■ **Task prompt**
Examine the data line by line and report how many lines include the word "Печать", with no additional output.

[App and web page records]
■ ■ ■

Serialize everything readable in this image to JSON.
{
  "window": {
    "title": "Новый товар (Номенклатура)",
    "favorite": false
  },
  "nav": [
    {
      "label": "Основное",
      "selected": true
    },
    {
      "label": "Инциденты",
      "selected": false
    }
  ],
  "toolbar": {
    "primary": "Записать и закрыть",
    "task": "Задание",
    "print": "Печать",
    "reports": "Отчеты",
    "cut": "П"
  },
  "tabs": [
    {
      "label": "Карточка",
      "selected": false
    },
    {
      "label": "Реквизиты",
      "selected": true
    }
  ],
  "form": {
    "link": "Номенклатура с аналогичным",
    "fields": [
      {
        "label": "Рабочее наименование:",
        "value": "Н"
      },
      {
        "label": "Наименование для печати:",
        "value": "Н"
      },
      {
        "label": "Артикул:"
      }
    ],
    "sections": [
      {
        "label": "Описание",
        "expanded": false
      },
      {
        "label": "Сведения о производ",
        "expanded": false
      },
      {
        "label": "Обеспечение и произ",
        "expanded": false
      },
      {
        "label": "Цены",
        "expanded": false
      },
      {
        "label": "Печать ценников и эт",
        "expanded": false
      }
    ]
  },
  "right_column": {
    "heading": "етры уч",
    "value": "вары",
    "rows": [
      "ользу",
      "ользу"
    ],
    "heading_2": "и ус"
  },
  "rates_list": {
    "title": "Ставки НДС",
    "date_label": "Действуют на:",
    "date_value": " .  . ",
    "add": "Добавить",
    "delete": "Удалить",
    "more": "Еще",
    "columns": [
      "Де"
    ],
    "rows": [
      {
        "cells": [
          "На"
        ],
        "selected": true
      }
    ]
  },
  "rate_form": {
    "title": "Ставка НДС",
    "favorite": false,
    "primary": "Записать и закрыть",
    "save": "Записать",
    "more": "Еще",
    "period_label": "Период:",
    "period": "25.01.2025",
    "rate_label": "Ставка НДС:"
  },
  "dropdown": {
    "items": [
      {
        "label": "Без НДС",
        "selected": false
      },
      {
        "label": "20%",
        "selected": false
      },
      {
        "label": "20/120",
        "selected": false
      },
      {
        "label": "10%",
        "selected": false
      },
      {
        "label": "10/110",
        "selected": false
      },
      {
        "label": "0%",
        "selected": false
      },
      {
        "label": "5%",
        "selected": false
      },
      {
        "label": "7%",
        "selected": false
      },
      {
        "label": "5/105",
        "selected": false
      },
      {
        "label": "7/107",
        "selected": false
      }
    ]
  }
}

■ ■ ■

■ **Response to this task**
2